### Goal of the exercise:
Report every line of the records beneath this task that holds the string "ściany".

Source data
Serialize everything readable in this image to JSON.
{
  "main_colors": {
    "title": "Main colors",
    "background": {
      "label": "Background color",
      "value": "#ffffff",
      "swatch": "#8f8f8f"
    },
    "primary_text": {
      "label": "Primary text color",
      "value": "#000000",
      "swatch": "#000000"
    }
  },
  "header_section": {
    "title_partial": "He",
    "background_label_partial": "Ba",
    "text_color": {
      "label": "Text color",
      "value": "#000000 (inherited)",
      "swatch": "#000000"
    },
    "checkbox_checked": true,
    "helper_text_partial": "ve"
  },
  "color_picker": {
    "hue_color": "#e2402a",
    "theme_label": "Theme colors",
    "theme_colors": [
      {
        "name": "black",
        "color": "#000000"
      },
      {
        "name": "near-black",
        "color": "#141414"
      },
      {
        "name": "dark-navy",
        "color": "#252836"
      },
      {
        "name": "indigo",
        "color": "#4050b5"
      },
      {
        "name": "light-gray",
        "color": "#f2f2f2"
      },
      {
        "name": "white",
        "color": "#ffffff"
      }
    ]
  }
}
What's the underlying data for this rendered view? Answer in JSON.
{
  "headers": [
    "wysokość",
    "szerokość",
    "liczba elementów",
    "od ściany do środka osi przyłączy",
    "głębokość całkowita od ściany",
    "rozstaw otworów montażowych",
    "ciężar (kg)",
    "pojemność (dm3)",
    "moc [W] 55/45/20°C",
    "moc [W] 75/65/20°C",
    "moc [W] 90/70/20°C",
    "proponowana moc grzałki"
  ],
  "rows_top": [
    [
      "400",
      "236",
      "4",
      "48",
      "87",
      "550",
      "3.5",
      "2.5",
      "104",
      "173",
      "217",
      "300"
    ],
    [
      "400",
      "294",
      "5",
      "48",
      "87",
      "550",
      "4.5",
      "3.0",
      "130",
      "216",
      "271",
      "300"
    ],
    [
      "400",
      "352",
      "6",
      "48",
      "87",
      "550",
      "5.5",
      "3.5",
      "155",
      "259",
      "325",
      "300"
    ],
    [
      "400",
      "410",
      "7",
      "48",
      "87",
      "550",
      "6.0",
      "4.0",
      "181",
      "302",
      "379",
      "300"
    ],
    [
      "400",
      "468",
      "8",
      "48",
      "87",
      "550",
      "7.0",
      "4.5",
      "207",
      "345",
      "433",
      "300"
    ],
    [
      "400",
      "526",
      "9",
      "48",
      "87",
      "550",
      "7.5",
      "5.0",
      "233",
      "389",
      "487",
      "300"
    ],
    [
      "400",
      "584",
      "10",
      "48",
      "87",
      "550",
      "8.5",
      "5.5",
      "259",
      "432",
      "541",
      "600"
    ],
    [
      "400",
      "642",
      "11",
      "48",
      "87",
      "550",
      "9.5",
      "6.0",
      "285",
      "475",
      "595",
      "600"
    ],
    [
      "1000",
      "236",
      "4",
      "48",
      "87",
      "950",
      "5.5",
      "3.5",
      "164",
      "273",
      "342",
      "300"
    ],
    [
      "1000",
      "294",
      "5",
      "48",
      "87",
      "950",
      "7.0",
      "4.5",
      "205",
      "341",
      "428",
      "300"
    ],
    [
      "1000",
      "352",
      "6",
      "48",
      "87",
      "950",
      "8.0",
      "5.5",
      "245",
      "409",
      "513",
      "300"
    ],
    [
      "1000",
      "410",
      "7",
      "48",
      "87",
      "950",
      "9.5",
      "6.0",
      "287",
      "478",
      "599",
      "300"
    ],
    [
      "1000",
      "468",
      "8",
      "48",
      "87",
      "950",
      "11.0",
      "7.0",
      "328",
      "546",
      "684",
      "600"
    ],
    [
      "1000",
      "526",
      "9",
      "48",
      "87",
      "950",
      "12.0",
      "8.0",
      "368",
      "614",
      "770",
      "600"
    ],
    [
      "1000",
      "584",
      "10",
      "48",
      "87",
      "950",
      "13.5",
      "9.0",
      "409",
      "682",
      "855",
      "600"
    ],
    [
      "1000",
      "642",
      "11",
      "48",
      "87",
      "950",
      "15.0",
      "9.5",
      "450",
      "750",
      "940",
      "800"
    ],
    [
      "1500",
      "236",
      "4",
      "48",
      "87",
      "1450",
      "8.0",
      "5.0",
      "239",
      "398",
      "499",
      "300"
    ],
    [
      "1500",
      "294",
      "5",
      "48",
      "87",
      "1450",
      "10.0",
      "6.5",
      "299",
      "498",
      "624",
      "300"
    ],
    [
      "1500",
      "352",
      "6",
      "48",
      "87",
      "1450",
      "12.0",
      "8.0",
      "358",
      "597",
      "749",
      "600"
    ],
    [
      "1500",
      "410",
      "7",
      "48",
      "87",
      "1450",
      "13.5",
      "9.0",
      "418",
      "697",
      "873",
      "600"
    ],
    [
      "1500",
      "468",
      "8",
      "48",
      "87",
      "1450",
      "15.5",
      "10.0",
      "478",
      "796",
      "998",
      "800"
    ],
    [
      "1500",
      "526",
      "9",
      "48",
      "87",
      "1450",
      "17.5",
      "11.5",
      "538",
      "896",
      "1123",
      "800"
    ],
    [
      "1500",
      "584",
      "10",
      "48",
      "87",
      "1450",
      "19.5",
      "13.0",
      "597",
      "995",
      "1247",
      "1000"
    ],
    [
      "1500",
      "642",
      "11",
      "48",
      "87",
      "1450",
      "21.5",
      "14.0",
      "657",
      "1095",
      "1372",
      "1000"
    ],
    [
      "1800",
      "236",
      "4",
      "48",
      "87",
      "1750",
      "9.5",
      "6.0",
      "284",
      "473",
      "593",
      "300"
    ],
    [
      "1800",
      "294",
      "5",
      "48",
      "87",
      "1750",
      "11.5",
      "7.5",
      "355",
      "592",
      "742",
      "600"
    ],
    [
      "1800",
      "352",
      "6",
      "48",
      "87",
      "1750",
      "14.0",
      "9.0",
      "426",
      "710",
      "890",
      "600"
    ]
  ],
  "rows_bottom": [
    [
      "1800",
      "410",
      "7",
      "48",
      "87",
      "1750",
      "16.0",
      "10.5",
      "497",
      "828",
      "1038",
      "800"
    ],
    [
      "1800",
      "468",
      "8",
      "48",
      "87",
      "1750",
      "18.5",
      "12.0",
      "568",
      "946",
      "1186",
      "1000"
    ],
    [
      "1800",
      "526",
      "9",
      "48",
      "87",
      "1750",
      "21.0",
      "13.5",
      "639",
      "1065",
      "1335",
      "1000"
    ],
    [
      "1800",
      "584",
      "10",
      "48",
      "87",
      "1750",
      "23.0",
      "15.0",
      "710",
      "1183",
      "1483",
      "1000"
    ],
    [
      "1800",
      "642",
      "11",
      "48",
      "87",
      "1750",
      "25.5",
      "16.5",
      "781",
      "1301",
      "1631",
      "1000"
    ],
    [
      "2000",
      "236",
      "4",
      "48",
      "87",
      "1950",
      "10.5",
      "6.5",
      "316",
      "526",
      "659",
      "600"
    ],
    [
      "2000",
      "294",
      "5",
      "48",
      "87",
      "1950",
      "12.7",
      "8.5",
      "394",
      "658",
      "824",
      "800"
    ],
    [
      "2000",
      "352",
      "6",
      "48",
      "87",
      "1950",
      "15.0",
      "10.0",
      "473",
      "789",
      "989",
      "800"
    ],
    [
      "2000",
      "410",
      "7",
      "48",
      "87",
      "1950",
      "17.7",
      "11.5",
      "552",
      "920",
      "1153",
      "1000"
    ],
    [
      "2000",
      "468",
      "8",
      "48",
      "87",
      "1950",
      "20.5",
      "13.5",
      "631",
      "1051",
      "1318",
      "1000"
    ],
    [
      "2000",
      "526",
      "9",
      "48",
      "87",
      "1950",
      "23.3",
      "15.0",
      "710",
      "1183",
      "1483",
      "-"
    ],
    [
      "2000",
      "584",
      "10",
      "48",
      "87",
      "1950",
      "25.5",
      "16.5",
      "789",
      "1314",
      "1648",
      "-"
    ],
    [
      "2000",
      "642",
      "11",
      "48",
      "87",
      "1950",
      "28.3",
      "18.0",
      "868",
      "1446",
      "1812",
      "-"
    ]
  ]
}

### Response below:
    "od ściany do środka osi przyłączy",
    "głębokość całkowita od ściany",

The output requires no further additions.